According to Sheriff Robert Radcliff, search warrants were served at Spinners as well as the residence of its owner, Stephen Cline, at 14270 Walnut Creek Pike, Ashville.
The action was the result of a joint investigation between the Ohio Casino Control Commission, the Ohio Attorney General's Office Bureau of Criminal Investigation (BCI), the Pickaway County Sheriff's Office and the Pickaway County Prosecutor's Office.
Radcliff said investigators removed two and one half semi trailers full of slot machines from the business and at least a pickup truck full of documents and other items from Cline's home during Friday's operation.
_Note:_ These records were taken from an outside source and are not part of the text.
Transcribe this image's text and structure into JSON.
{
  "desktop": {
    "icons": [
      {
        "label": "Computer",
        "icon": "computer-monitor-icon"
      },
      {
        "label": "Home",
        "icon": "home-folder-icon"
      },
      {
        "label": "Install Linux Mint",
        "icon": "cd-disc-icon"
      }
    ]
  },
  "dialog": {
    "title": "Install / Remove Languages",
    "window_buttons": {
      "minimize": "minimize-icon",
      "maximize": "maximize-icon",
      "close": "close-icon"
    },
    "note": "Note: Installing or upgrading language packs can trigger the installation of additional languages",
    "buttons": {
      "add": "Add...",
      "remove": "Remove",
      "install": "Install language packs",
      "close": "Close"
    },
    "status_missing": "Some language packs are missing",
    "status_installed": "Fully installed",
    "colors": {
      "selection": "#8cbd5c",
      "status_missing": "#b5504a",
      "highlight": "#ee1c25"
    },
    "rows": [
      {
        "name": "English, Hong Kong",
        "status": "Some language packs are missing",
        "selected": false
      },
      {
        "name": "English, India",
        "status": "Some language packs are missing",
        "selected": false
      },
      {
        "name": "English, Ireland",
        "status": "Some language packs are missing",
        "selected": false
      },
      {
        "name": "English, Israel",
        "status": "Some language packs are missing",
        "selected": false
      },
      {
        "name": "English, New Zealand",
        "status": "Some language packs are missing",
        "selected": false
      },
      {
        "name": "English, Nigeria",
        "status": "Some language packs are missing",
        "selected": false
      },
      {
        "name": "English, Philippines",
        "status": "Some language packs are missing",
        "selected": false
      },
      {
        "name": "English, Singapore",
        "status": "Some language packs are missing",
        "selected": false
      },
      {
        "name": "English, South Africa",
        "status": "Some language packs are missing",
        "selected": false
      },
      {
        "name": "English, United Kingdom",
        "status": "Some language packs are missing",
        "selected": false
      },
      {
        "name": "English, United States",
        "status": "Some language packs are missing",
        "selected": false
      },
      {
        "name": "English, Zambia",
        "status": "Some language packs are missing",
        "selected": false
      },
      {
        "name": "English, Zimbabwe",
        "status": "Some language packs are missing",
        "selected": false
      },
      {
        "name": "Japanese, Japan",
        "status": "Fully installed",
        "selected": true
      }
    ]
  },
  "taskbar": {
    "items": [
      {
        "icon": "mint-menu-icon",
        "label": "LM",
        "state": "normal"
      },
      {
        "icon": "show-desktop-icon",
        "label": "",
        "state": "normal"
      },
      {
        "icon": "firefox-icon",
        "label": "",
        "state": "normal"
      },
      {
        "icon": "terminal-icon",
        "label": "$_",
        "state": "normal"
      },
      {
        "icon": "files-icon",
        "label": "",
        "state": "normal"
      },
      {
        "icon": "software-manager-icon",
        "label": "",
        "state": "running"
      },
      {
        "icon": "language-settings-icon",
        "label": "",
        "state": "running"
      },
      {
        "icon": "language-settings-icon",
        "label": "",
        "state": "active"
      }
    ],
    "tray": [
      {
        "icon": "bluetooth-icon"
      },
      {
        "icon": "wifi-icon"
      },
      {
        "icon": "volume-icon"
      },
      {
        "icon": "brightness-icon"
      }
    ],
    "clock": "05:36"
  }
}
"At this point, there are no charges filed, and no one has been arrested in conjunction with these search warrants," Radcliff said. "Auditors and analysts will be reviewing the documents we took from both locations as the investigation continues, and we will confer with the county prosecutor as far as any charges relating to these two search warrants."
Radcliff said the investigation began just before the first of the year when investigators started receiving complaints about cash payments being made from slot machines at the business.
Jessica Franks, spokeswoman for the Ohio Casino Control Commission, said cash payments are only permitted at the four land-based casinos in Ohio.
"There are other games that are allowed under the law as long as they are skill-based games, and they can only pay out in a merchandise prize or a voucher to redeem for merchandise," Franks said. "If they are paying out in cash or in a voucher redeemed for cash, that is illegal under Ohio law."
Radcliff said a total of 38 officers from the three agencies were involved in Friday's operation between the two locations, about 14 of those from the Pickaway County Sheriff's Office.
"We've had people assigned from each agency working on this since the initial complaints came in," he said. "Then I had two detectives assigned strictly to this investigation once we got involved in it with the other two agencies."
Radcliff credited the ability to work with other agencies for the success of operations like the recent bust of a large heroin ring or Friday's joint effort on illegal gambling.
"While we were doing the drug investigation last week, we already knew we were going to be doing this one this week," Radcliff said. "It's one kind of investigation after another, and it wouldn't be possible for one agency alone. You just couldn't do it if you didn't work together like that."